Saturday, October 13, 2007

Why Nero on Linux?

As you may know, Technalign markets and works with the Windows community and we also work with the Linux communities via releases such as Pioneer Explorer. When we review communities there are different means in which a company or group of individuals release products such as MEPIS and others geared towards a specific, or targeted group, of people. Each release is imperative to a group of individuals and provides different functions and tasks aimed to the target audience. That's actually the beauty of Linux! For example, Automatix provides solutions to users in the Debian, K/Ubuntu, and MEPIS communities. It's really a needed product regardless of attacks from the developers in those communities.

When Technalign supported Automatix, it was apparent that many of the developers of the other communities have not provided the needed input to Automatix developers and then tore into them instead of offering assistance (see my previous blog entry). When LinSpire, as another example, came out with CNR (Click and Run) the same communities attacked LinSpire and FreeSpire for working with Microsoft as the enemy. When you look at companies or communities attempting to provide a service or product that meets the needs of any group of people you really need to understand what they are doing and why. When LinSpire works with Microsoft, it helps users have a better experience with products they use.

Technalign looks for solutions that meet the needs of companies and consumers to help fill the gap between a transition from Windows. Nero fills the gap with a tool 80% of the Windows users today are familiar with and use. One of the things that assists any user is a familiarity of a product or known commodity. Providing users an easy path to Linux is not a simple task since people have been using the Windows Operating Systems for many many years. This is one reason we've incorporated a “Programs Folder” with our product instead of Automatix or another tool at this time. Since we are now working with more Windows users, our demographic is different than, lets say MEPIS or PCLiunxOS.

I've already received emails and complaints that we are now working with companies that hurt Linux after Technalign placed Nero on our pages only 1 day ago. I still don't understand how providing a utility that assists any user transitioning from Windows and fits a demand is a problem? It's just like asking how can Automatix that fits the needs of millions of people hurting a distribution? When a product such as Automatix meets the needs and fills a gap that assists a community, the communities should work together. I understand that Automatix caused some system problems, but why aren't the community members helping them instead of attacking them? In the case of Nero, K3b is a great application, but now Linux users and Windows users transitioning have the same Blue Laser technology on the Linux platforms and a utility they know how to use on Linux.

Bringing more and more applications that are running on Windows does assist users in the transition from Windows to Linux, either in business or the consumer areas.

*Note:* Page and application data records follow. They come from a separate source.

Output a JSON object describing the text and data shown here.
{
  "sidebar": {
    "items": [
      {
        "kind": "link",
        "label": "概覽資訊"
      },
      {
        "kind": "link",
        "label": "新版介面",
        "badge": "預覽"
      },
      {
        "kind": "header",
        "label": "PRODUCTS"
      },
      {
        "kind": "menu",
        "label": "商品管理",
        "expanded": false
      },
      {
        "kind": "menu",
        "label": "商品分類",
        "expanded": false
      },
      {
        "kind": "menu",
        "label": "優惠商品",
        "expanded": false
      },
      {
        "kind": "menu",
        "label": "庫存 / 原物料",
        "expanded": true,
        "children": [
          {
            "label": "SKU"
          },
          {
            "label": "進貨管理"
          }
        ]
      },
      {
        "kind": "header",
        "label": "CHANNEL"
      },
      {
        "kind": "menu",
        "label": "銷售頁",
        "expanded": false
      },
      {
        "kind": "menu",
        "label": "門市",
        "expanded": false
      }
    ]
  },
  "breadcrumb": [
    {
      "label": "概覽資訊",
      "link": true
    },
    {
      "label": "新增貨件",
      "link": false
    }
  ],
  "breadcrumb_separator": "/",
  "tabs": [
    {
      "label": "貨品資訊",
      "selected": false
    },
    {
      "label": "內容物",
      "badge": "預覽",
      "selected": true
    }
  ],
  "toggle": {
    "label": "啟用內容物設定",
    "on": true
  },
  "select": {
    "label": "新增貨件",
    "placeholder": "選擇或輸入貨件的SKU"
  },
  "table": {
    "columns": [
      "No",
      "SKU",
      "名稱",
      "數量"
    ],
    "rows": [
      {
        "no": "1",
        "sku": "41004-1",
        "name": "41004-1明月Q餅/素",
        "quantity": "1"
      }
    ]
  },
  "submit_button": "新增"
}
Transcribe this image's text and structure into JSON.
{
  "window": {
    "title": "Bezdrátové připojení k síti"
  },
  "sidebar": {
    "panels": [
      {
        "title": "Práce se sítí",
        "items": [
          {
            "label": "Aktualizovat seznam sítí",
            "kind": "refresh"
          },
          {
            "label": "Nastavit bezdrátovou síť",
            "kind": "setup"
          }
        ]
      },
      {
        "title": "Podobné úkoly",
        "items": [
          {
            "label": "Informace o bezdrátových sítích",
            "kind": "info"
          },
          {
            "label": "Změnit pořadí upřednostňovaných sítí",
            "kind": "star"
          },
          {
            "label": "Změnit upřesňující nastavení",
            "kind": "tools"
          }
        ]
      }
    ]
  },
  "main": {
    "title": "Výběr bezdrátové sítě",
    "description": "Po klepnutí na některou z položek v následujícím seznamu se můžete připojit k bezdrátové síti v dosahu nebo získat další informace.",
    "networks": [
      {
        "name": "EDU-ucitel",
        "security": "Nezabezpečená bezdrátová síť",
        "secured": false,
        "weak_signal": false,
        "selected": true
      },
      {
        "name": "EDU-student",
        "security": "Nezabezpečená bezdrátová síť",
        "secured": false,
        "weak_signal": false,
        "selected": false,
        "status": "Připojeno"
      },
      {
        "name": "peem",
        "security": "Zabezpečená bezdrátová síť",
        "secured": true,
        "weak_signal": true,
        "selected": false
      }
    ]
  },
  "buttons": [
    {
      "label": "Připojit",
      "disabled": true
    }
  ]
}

The more the better, and I believe that when more Windows applications and utility companies start moving more applications, we'll start to see more individuals and companies moving from Windows to Linux. Isn't that the goal; to assist any user from any community coming to Linux with some Linux variant?

2 comments:

Michael said...

I personally use Windows XP and various versions of Linux. Last night I attempted to upgrade my Ubuntu to the new 7.10 install when I had multiple problems with that, I decided to search for a different flavor of linux, at which point I discovered Pioneer. I tested the Live CD and then immediately installed it - I had one kde bug that had to do with the large default wallpaper in Pioneer Basic - aside from that I have had no other issues - this is a very nice linux distribution and it will now be my main operating system. As far as the Nero issue - I think the real issue is games. Most of my Windows using friends - will only switch to Linux when they can play their windows games on linux without purchasing something additional such as crossover - some of them attempt using Wine but then immediately switch back to Windows when only 1 or 2 games end up working. Nero is a nice burning application and it is my burning program of choice when in Windows - in Linux I normally using K3B and have had no problems with it.

Dianne said...

Michael,

I am happy to hear you discovered us and like our application. For those running games, I would recommend that you have your friend become part of the Electricity beta group.It's our new Wine replacement for Crossover from Codeweavers.

I am late in doing a blog on it, but they can have input when we're working on it!

Thanks again for your comment!